Their eyes were Watching God
Use of language and dialect
Zora Neale Hurston was born in Notasulga, Alabma, but primarily grew up in Eatonville, Florida. Eatonville was the first all black town in the United States and is featured heavily in the novel. This may in fact be because Hurston considered Eatonville to be her true home and claimed a few times to be her birthplace. This is because, in 1901, according to A Crticial Companion to Zora Neale Hurston: A Literary Reference to her Life and Work by Sharon L. Jones, school teachers from the north visited Eatonville and gave Hurston "a number of books that opened her mind to literature" this may be why she sometimes describes her "birth" as taking place that year [Sharon L. Jones pp 3-4]
A lot of the content in Their Eyes is taken from Zora's own life. Hurston's familiarity of southern life allows her to accurately depict the unique dialect that makes Their Eyes Were Watching God so special. Throughout the novel, she uses an interesting narrative structure. Almost as if she split the presentation of the novel right down the middle, between high literary narrations using proper, refined speech and the southern drawl, the improper grammar and misspellings. Initial and final consonants are frequently dropped. "You" becomes "yuh," occasionally "y'all," a plural. "I" is "Ah", etcetera. Double negatives are frequent, such as "Nobody don't know". The past tense gets mangled too. Take, for example, "knew”, which becomes, "knowed."

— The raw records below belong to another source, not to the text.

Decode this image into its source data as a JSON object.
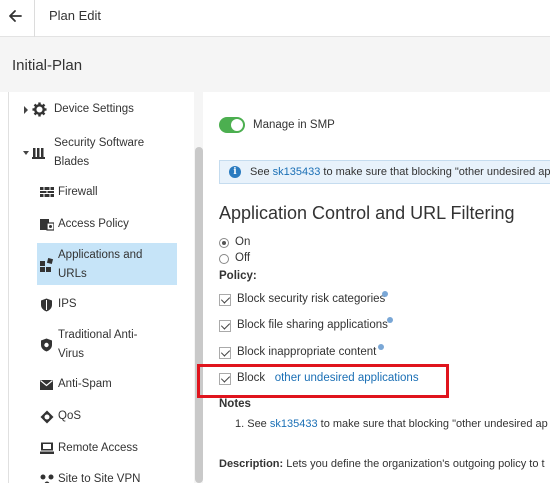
{
  "topbar": {
    "title": "Plan Edit"
  },
  "plan": {
    "name": "Initial-Plan"
  },
  "sidebar": {
    "items": [
      {
        "label": "Device Settings",
        "icon": "gear-icon"
      },
      {
        "label": "Security Software Blades",
        "label_line1": "Security Software",
        "label_line2": "Blades",
        "icon": "blades-icon"
      },
      {
        "label": "Firewall",
        "icon": "firewall-icon"
      },
      {
        "label": "Access Policy",
        "icon": "access-policy-icon"
      },
      {
        "label_line1": "Applications and",
        "label_line2": "URLs",
        "icon": "applications-icon",
        "selected": true
      },
      {
        "label": "IPS",
        "icon": "shield-icon"
      },
      {
        "label_line1": "Traditional Anti-",
        "label_line2": "Virus",
        "icon": "antivirus-shield-icon"
      },
      {
        "label": "Anti-Spam",
        "icon": "envelope-icon"
      },
      {
        "label": "QoS",
        "icon": "qos-icon"
      },
      {
        "label": "Remote Access",
        "icon": "remote-access-icon"
      },
      {
        "label": "Site to Site VPN",
        "icon": "vpn-icon"
      }
    ]
  },
  "main": {
    "manage_toggle": {
      "label": "Manage in SMP",
      "on": true
    },
    "info_bar": {
      "prefix": "See ",
      "link": "sk135433",
      "suffix": " to make sure that blocking \"other undesired ap"
    },
    "section_title": "Application Control and URL Filtering",
    "radios": [
      {
        "label": "On",
        "checked": true
      },
      {
        "label": "Off",
        "checked": false
      }
    ],
    "policy_label": "Policy:",
    "policies": [
      {
        "label": "Block security risk categories",
        "checked": true
      },
      {
        "label": "Block file sharing applications",
        "checked": true
      },
      {
        "label": "Block inappropriate content",
        "checked": true
      },
      {
        "label": "Block",
        "link": "other undesired applications",
        "checked": true
      }
    ],
    "notes": {
      "title": "Notes",
      "line_prefix": "1. See ",
      "line_link": "sk135433",
      "line_suffix": " to make sure that blocking \"other undesired ap"
    },
    "description": {
      "label": "Description:",
      "text": " Lets you define the organization's outgoing policy to t"
    }
  },
  "colors": {
    "accent": "#1a6fb5",
    "toggle_on": "#4caf50",
    "highlight": "#e0141d",
    "selected_nav": "#c6e4f8"
  }
}
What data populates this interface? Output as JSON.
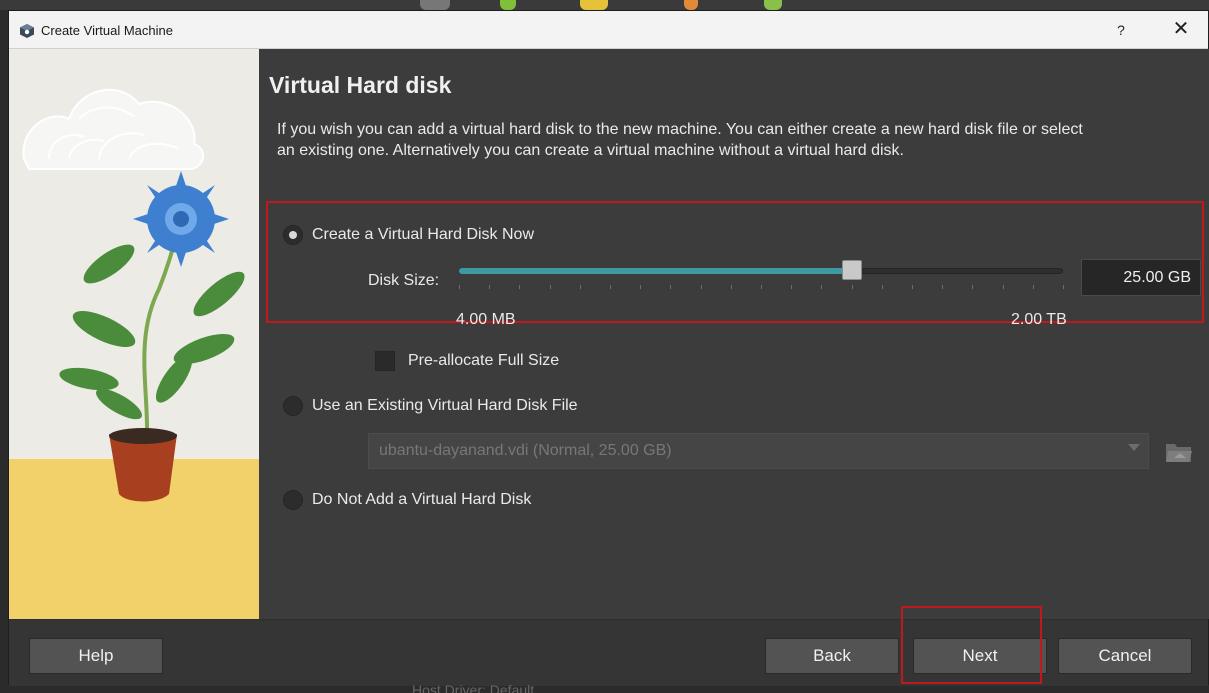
{
  "window": {
    "title": "Create Virtual Machine",
    "help_glyph": "?",
    "close_glyph": "✕"
  },
  "page": {
    "heading": "Virtual Hard disk",
    "description": "If you wish you can add a virtual hard disk to the new machine. You can either create a new hard disk file or select an existing one. Alternatively you can create a virtual machine without a virtual hard disk."
  },
  "options": {
    "create_now": {
      "label": "Create a Virtual Hard Disk Now",
      "selected": true
    },
    "disk_size": {
      "label": "Disk Size:",
      "value": "25.00 GB",
      "min_label": "4.00 MB",
      "max_label": "2.00 TB",
      "slider_position": 0.65
    },
    "preallocate": {
      "label": "Pre-allocate Full Size",
      "checked": false
    },
    "use_existing": {
      "label": "Use an Existing Virtual Hard Disk File",
      "selected": false,
      "file_value": "ubantu-dayanand.vdi (Normal, 25.00 GB)"
    },
    "no_disk": {
      "label": "Do Not Add a Virtual Hard Disk",
      "selected": false
    }
  },
  "buttons": {
    "help": "Help",
    "back": "Back",
    "next": "Next",
    "cancel": "Cancel"
  },
  "background_text": "Host Driver: Default",
  "colors": {
    "accent_slider": "#3d9aa2",
    "highlight_border": "#c0181b",
    "window_bg": "#3c3c3c"
  }
}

This unique presentation is integral to what makes Their Eyes Were Watching God a literary classic. These characters speak as do few others in American literature, and their distinctive grammar, vocabulary, and tone is what makes each character an individual. In other words, language is part of the identity and the novel pays a lot of attention to the use of language and its importance in conveying the individuality of each of the characters, as well as creating...
Please join StudyMode to read the full document